• _WHAT THIS TASK INVOLVES_
Copy each line below containing "heading".

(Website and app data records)
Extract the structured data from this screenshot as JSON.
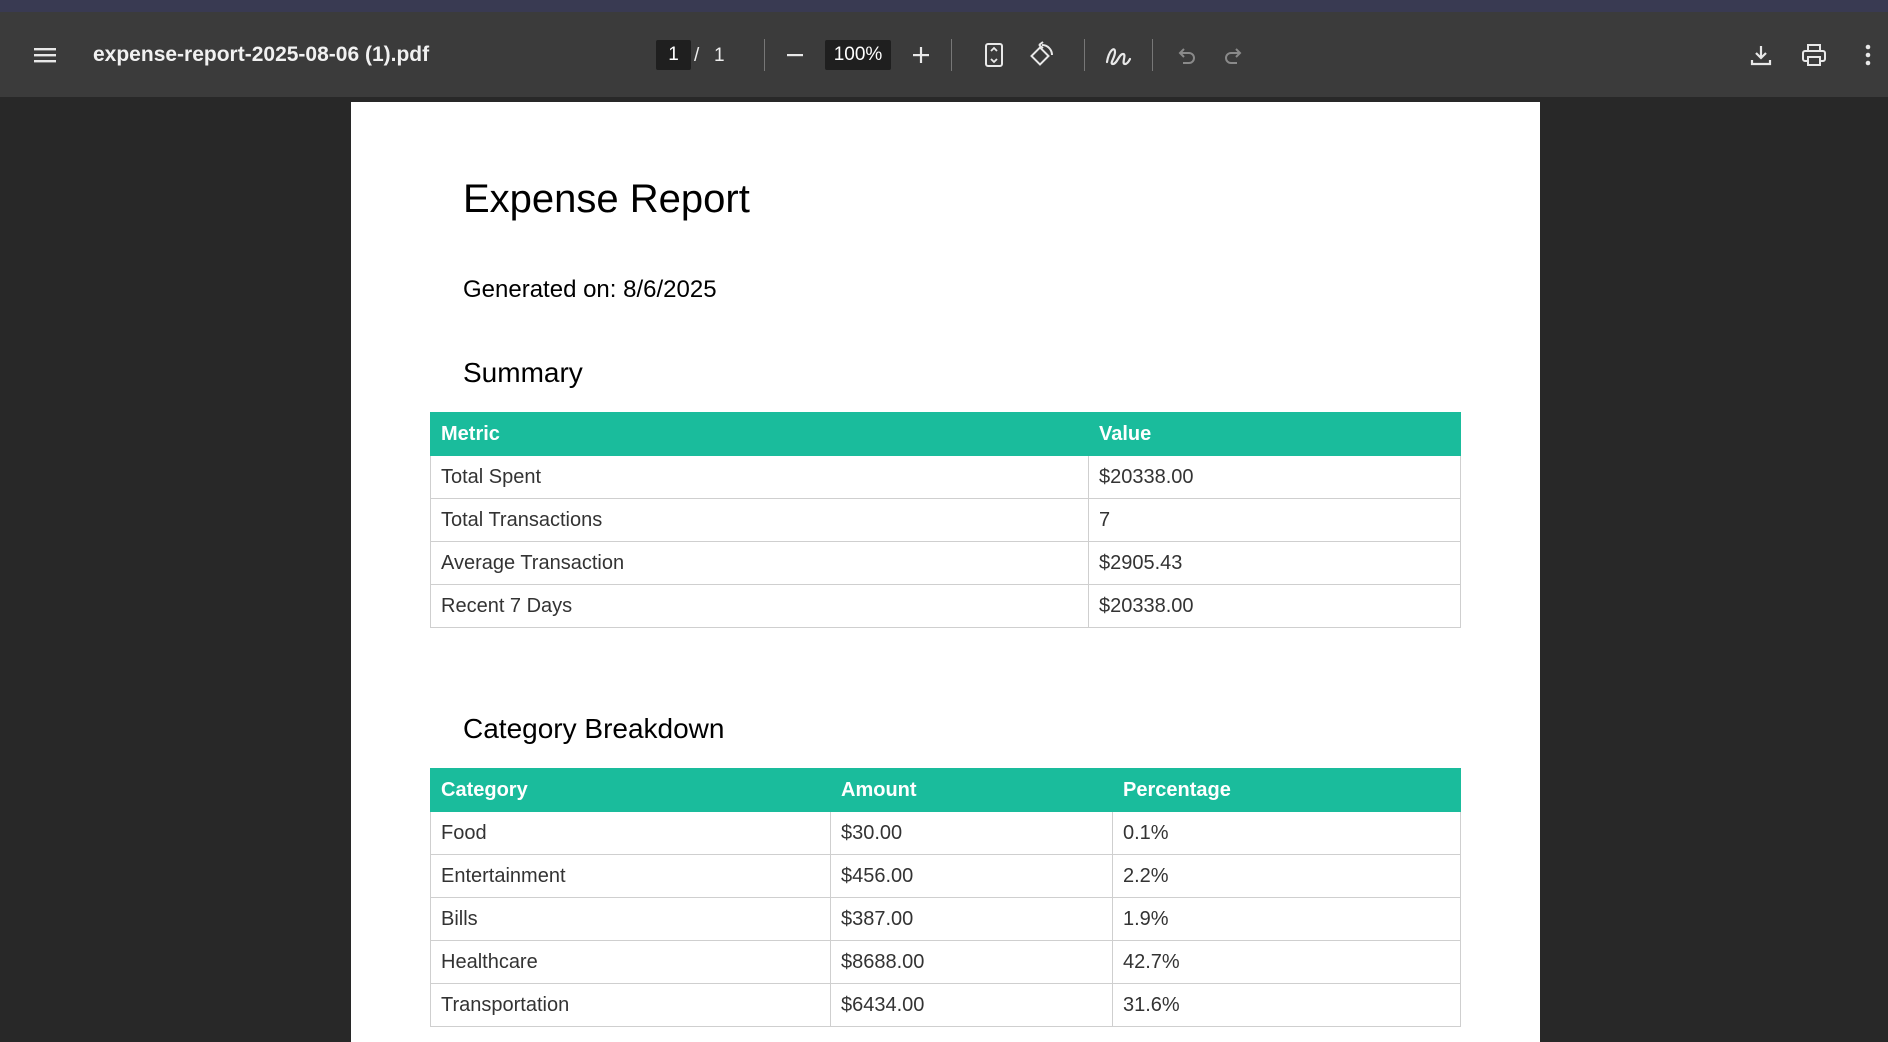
{
  "viewer": {
    "filename": "expense-report-2025-08-06 (1).pdf",
    "current_page": "1",
    "page_separator": "/",
    "total_pages": "1",
    "zoom": "100%"
  },
  "icons": {
    "menu": "hamburger-menu-icon",
    "zoom_out": "minus-icon",
    "zoom_in": "plus-icon",
    "fit": "fit-to-page-icon",
    "rotate": "rotate-icon",
    "draw": "annotate-pen-icon",
    "undo": "undo-icon",
    "redo": "redo-icon",
    "download": "download-icon",
    "print": "print-icon",
    "more": "more-vertical-icon"
  },
  "colors": {
    "table_header": "#1abc9c",
    "toolbar": "#3b3b3b",
    "background": "#282828"
  },
  "report": {
    "title": "Expense Report",
    "generated": "Generated on: 8/6/2025",
    "summary": {
      "heading": "Summary",
      "headers": [
        "Metric",
        "Value"
      ],
      "rows": [
        [
          "Total Spent",
          "$20338.00"
        ],
        [
          "Total Transactions",
          "7"
        ],
        [
          "Average Transaction",
          "$2905.43"
        ],
        [
          "Recent 7 Days",
          "$20338.00"
        ]
      ]
    },
    "categories": {
      "heading": "Category Breakdown",
      "headers": [
        "Category",
        "Amount",
        "Percentage"
      ],
      "rows": [
        [
          "Food",
          "$30.00",
          "0.1%"
        ],
        [
          "Entertainment",
          "$456.00",
          "2.2%"
        ],
        [
          "Bills",
          "$387.00",
          "1.9%"
        ],
        [
          "Healthcare",
          "$8688.00",
          "42.7%"
        ],
        [
          "Transportation",
          "$6434.00",
          "31.6%"
        ]
      ]
    }
  }
}
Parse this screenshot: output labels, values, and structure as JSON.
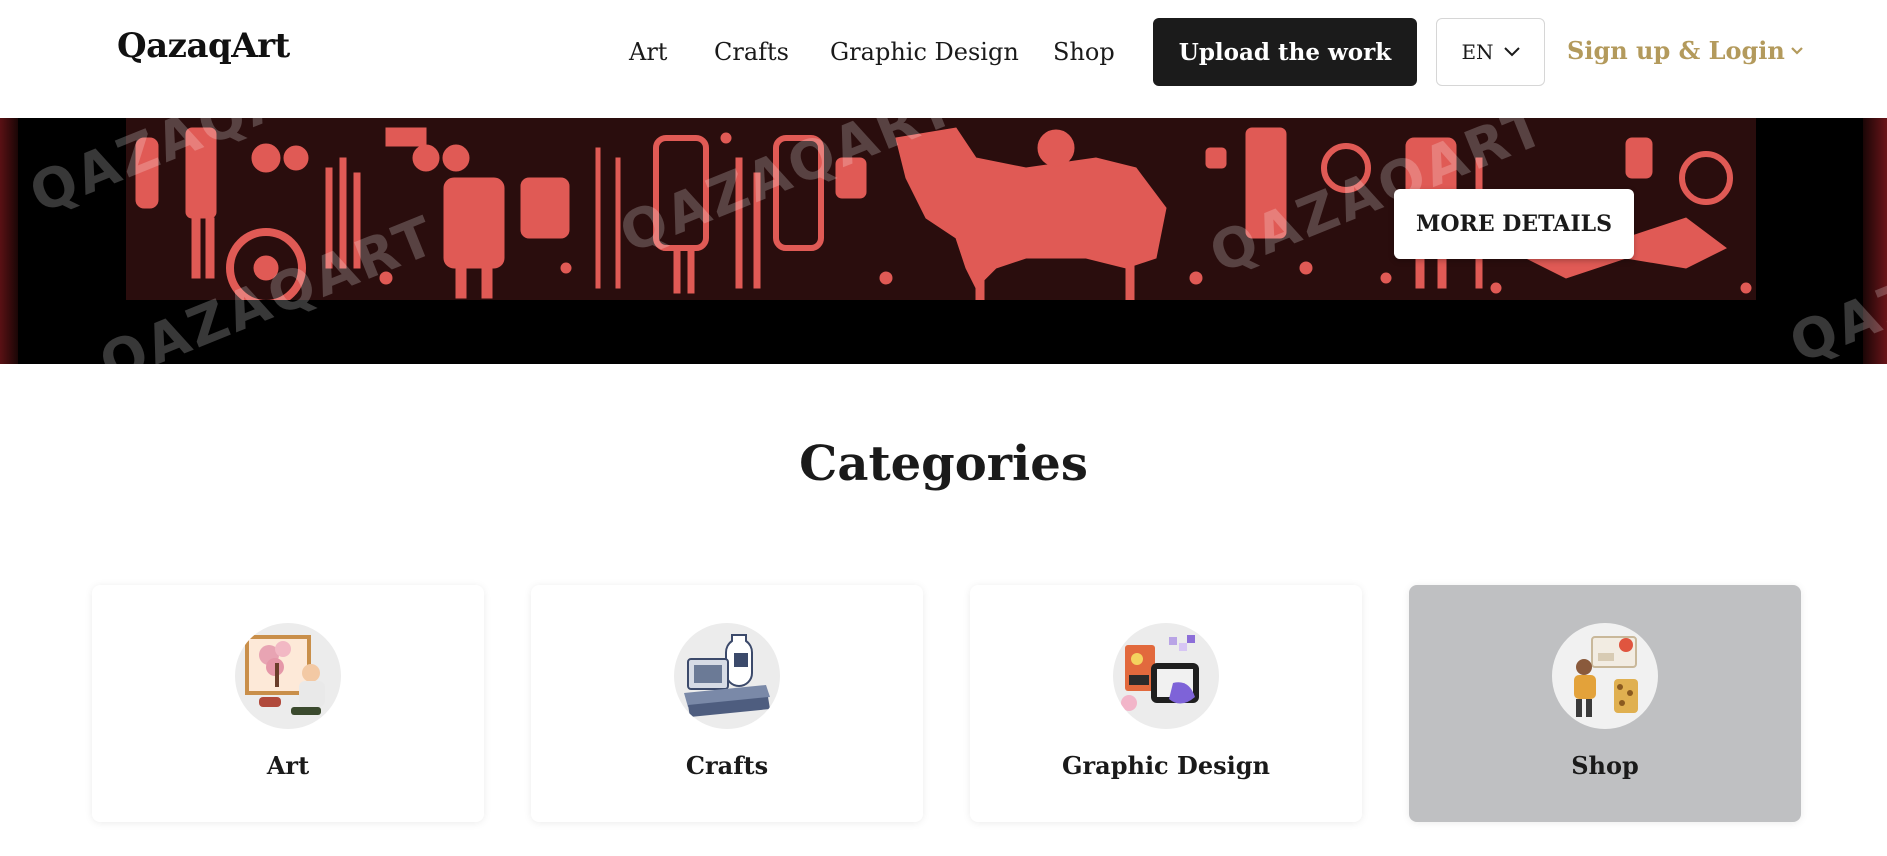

• _RESPONSE BOX_
      "heading": "Summary",
      "heading": "Category Breakdown",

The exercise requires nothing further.